This letter from Paul to the Corinthians deal with all kinds of divisions and factions that existed in their community – factions defined by personality, theology, spiritual gifts, and social demographics – divisions defined by personal preferences and comfort – exclusion created by looking at others as less important to the life of their community than themselves and their like – cliques created by the chronic tendency for any and all religious and spiritual endeavors to devolve into self-perpetuating institutions whose ways and culture have insulated and isolated them from the very times and people God loves and with whom God becomes ONE..
It is not to missed, I think, that as Paul was writing this letter to the community in Corinth, as he exposed all that he found unacceptable and not what he imagined when he first planted the message of Jesus Christ — he needed to provide some kind of remedy or strategy or directions as to how they would move from being a community divided in so many ways, to becoming a community empowered and demonstrating the way of Jesus. The solution he arrives to is– love. It is in this letter to a church so compromised by its factions, that Paul writes one of the most beloved pieces of literature ever written – Paul’s prescription for the diseases crippling the witness of the church in Corinth – was an immeasurable dose of love, followed by doses of faith and hope.
My professor for New Testament theology in seminary, Dr. William Hertzog, in his class entited, “The Epistles of Paul,” hone day asked us students, ‘What did Paul replace the law and commandments in his strategy to develop christian communities?” After mutual attempts from the class to come up with profound and correct answers, he finally gave us his answer. He said it was the law of community. And indeed, throughout all the letters we have preserved from Paul to the first churches, more than anything else he is addressing the way they treat one another and how the witness they demonstrate to the cities in which they existed.
Paul’s instruction to the church in Corinth in order to mend what had been divided, in order to heal what had been infected, in order to reclaim what had been lost – his instructions were Pursue Love (14:1). Do not pursue rightness, do not pursue personalities, theologies, methodologies, commonalities, music tastes, liturgy, prophesy, self-interests, personal preferences, cultural dominance, doctrinal agreement – – because as he writes to the community in Corinth so long ago, all these things – seemingly so important and essential to the health and well being and preservation of the community – all those things will come and they will go – this decade’s great spiritual revival and methods will give way to the next movement that sweeps the community.

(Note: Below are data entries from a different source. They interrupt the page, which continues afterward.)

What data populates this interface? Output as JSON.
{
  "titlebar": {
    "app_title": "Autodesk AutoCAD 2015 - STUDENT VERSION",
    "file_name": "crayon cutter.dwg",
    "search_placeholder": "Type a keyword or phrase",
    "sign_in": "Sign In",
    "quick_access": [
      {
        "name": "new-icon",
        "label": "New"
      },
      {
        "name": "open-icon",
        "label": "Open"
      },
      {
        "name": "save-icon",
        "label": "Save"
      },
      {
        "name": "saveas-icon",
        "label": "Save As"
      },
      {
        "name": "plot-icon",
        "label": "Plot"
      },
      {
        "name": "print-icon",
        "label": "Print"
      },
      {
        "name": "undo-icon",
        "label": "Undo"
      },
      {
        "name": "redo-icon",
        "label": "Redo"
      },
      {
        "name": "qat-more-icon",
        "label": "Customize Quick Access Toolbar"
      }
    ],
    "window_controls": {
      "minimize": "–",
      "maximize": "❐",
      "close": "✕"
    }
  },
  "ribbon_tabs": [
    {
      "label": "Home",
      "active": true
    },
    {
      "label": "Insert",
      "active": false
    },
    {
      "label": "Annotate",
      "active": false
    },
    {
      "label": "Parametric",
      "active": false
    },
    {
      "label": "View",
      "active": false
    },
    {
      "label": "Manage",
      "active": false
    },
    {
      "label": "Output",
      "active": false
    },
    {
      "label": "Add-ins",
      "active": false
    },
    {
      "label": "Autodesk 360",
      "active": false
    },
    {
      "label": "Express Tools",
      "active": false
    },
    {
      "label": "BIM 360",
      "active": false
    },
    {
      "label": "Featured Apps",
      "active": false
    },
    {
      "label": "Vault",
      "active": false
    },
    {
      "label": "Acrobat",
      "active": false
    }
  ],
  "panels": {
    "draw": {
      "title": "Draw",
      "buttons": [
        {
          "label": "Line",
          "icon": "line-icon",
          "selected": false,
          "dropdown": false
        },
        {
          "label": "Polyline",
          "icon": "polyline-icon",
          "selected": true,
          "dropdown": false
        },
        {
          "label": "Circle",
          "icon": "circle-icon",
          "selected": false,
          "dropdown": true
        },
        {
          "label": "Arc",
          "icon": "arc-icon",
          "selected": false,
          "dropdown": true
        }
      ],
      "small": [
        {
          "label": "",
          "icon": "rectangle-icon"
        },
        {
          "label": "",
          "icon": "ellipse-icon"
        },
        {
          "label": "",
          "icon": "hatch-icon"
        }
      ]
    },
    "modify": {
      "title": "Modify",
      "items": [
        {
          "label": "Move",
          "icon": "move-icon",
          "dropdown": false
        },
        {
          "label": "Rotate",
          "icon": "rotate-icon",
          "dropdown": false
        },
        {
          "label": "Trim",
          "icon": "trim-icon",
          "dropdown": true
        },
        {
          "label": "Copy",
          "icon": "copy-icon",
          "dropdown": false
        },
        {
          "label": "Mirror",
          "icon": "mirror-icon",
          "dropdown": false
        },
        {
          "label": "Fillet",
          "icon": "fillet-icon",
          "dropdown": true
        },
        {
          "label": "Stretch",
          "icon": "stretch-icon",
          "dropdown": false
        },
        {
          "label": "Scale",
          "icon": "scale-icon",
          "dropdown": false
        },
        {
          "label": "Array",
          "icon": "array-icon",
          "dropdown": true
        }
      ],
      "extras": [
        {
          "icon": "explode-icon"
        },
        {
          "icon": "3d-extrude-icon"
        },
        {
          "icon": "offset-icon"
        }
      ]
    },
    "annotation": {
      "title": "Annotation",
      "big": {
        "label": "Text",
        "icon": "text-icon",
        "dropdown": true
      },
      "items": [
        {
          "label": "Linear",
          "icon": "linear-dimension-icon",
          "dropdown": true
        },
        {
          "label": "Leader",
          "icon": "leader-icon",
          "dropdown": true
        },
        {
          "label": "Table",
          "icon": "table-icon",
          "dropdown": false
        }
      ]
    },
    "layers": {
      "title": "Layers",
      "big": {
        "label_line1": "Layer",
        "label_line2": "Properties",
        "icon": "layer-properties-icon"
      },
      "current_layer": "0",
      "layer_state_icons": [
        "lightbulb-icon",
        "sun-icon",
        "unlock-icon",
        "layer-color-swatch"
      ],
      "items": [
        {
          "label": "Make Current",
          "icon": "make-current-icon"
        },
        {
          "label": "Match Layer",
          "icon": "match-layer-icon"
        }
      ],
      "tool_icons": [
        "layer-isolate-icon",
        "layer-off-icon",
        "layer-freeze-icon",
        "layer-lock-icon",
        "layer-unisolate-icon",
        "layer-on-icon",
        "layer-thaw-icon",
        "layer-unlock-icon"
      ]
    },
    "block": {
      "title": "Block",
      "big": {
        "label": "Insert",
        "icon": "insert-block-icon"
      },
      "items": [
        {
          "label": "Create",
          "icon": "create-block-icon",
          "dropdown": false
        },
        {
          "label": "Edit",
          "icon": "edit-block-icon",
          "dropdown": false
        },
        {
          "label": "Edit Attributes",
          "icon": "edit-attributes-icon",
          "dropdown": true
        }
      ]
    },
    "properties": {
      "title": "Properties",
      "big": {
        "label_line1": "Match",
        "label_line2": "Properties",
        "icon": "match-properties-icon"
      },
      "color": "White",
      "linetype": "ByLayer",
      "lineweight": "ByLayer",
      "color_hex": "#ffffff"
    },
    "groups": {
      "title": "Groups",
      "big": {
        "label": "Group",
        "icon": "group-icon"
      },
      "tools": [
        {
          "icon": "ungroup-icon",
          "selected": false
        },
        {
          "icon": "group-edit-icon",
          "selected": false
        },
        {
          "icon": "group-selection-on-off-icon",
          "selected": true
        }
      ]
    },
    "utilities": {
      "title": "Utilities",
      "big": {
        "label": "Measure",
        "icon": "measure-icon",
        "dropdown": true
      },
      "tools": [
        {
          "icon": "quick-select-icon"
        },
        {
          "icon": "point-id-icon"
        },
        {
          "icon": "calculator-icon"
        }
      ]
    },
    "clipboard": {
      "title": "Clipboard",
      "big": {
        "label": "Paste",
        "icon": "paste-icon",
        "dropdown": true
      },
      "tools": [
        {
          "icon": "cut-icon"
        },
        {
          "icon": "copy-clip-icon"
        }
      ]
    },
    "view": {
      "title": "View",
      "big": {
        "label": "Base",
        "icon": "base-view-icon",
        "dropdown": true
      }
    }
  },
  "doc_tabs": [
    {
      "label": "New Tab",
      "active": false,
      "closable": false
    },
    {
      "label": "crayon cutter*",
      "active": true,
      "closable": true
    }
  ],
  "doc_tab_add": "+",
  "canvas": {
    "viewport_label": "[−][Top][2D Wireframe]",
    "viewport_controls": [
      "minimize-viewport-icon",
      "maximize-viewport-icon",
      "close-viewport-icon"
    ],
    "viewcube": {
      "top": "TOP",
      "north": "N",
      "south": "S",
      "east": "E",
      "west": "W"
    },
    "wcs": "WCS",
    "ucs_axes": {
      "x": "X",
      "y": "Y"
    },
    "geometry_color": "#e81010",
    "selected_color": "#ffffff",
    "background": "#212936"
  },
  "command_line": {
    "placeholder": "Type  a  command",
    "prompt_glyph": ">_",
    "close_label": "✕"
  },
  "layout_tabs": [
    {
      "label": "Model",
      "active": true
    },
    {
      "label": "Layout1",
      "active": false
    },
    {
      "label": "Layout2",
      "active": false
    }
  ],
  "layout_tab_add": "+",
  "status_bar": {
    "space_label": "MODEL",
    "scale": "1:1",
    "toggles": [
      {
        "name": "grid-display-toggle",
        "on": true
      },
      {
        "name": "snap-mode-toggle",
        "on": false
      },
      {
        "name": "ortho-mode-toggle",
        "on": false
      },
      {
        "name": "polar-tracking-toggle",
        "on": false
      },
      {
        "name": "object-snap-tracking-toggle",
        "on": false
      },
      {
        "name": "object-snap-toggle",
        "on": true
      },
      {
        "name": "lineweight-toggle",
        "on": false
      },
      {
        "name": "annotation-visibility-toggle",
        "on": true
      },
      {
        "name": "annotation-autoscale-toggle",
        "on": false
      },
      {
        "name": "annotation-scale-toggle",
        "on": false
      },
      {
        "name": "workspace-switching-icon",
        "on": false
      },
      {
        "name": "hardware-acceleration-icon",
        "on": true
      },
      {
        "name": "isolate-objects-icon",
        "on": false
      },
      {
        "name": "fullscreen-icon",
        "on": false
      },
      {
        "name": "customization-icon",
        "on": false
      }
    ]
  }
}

But according to Paul, in this letter he writes to the a church crippled by conflict – let all that defines your little piece of the puzzle – your segment of the politic – your preferred style and comfortablity – let all that separates you from those with whom you were called into community – and give it all up for three things:
1) A powerful faith that embraces the knowledge that all that is — is passing away and give yourselves to that which is still to come.
2) An enduring hope that empowers you to persevere against all that obstructs and undermines the endeavor to create the Eucharistic community. And the last as well as the greatest of the only things that remain
3) – love – love – love and be patient – love and be kind – love and do not envy – love and do not boast – love and do not be proud – love and do not be rude – don’t be self-seeking – don’t be easily angered – don’t keep a record of the peculiarities and faults of others. Don’t revel in the misfortune of those who are different than you or who share the perspective of “the other side.”
Be a champion for the comprehensive and universal truth as opposed to personal perspective and ideology. Protect others – trust others believe in others hope in others – and never give up the dream of creating a community of faith, hope, and LOVE.
So I close with the question with which I opened: What is the difference between a church that is united in the Eucharistic mystery and one that is united by personality cult, political perspective, style of worship, social, ethnic, or age demographic? What is the difference between a church united in the cosmic and inclusive embrace of God’s love in Christ and a church that creates and protects a dominant culture? What is the difference between any culture, community, or club, that personifies the Eucharistic community of love and service and generosity and sacrifice?” The difference is love – and all it means to practice the laws of love in community.